“Wow. This is so cool.”
“I know, right? A senior had told me this, and I hope you share it with your juniors as well.”
“Yes, I’ll. But how will I get all this information about a company?”
“Well, quite simple – talk to the people who are already working there – your seniors, friends, or even any random people. Organizations give PPTs, but people tell stories – and all the stories have something about ‘PWC’ hidden in them. Also, spend more time on a company that you think can fit the PWC framework, rather than trying to juggle for 100 that might not, but will be easier to crack.”
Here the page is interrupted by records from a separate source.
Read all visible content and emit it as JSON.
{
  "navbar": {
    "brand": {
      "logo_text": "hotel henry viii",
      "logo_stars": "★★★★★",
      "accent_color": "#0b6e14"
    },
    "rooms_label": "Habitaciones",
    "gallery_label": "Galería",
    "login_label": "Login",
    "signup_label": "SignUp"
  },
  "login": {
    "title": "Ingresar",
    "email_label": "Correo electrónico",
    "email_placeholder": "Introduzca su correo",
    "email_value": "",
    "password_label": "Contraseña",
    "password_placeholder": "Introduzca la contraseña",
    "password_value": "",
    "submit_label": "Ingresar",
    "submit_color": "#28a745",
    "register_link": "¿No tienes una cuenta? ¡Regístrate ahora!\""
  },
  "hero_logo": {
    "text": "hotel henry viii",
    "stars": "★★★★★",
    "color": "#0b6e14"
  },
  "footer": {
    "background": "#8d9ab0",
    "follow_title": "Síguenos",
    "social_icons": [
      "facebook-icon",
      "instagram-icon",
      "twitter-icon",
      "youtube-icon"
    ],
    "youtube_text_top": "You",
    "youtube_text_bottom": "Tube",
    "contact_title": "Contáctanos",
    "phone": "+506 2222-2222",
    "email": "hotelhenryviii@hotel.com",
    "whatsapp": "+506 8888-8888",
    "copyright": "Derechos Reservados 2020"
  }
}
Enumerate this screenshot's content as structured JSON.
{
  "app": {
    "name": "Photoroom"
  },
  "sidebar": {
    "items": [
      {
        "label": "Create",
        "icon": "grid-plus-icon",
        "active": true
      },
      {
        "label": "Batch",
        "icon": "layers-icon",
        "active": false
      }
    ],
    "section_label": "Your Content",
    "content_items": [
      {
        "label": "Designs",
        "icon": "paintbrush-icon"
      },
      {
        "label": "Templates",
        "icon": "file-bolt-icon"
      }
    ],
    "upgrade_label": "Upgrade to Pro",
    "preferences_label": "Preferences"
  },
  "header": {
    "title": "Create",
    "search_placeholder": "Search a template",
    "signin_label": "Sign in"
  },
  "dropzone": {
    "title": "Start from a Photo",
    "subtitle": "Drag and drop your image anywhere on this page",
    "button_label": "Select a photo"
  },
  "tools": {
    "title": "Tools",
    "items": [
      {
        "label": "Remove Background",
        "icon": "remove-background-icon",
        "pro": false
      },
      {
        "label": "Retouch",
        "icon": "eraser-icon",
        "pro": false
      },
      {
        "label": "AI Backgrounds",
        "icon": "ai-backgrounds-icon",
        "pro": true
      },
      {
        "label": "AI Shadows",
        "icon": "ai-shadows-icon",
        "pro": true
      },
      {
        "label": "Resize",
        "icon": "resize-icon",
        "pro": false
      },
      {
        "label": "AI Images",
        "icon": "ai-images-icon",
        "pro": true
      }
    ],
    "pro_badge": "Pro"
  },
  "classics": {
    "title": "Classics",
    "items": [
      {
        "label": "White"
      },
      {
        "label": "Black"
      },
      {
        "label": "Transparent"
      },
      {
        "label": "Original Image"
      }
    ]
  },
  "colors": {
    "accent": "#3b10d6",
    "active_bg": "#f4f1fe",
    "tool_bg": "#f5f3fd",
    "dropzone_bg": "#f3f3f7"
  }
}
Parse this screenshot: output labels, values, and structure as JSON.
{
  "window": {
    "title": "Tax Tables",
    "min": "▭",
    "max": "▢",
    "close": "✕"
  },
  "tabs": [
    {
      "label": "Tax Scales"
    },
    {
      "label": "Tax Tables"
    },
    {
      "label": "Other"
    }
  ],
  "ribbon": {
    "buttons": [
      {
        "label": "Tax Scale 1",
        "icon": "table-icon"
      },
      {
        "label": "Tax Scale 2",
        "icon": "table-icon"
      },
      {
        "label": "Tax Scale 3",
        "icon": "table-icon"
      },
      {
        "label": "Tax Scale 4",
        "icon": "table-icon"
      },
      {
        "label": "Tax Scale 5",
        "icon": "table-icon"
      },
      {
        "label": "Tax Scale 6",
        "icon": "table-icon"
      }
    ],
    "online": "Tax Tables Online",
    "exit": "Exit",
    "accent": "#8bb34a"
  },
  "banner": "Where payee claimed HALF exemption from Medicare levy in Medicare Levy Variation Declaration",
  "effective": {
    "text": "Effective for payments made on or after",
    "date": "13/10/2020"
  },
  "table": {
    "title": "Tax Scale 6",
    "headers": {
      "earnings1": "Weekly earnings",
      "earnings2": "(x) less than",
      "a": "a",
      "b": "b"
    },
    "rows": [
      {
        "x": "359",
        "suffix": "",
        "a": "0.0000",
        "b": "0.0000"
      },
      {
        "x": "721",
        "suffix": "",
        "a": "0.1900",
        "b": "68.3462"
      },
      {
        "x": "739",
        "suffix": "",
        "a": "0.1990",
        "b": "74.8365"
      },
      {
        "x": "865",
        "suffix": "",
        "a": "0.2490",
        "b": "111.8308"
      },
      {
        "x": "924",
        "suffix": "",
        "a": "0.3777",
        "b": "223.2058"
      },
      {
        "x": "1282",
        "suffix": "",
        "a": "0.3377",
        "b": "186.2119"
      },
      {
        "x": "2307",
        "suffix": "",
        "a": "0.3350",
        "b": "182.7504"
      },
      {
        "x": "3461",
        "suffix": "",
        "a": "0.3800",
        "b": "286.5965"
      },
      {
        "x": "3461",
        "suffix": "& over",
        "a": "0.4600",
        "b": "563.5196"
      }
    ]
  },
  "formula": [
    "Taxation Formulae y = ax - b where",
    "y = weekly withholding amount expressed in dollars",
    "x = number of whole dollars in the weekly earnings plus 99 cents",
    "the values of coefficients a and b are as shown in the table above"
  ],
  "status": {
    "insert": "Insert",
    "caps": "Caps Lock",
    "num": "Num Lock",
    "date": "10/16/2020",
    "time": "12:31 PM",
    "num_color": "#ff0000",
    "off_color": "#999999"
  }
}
We had reached the gate. It was hardly a 10-minute walk, but he had given me a new perspective to look towards the coming opportunities.
We walked him out of the gate, shook his hand and said him goodbye. He walked a few steps ahead, turned back, put a serious face on and called me back. “
“Abhishek, there is another component to the PWC framework – another, hidden ‘P’. And it is the filtering criteria – you can’t even apply this framework, if you can’t even apply the framework” – oh man, he is so good with his theatrics.
“And that hidden ‘P’ is, Passion! If you don’t feel about your job, if you don’t like what you’ll be doing, if you aren’t passionate about that work or industry – then hell with the PWC framework – a great consulting company can fit PWC framework, but then, you might not be born to do consulting at all. Always listen to your heart first, and then apply the mind!”
He put up a content smile on his face, looked at me, and walked away calmly.
I turned away from the gate as well, trying to remember all he had taught me in that 10-minute walk. The smile has returned on my face, after such a long time. I happily sipped the Chai in my hand – which was as cold as the storm in my mind now!
“And that’s it with my presentation. Now I’ll give the floor to Abhishek, as he’ll share his thoughts about the company and campus placements in general.”
My manager had wrapped up the presentation in 20 minutes, as he had said he would. I smiled at him, went near the podium in the classroom and looked up. I could see 30 odd faces, some filled with tension and uneasiness, looking at me with sleepy eyes and a straight face. My manager was puzzled by my silence, as I could read his glance asking, “Do you have any idea about what you are going to speak now?”
I took a deep breath, turned my face serious and said in a deep voice, “It’s quite simple. All you guys need to do is apply PWC!”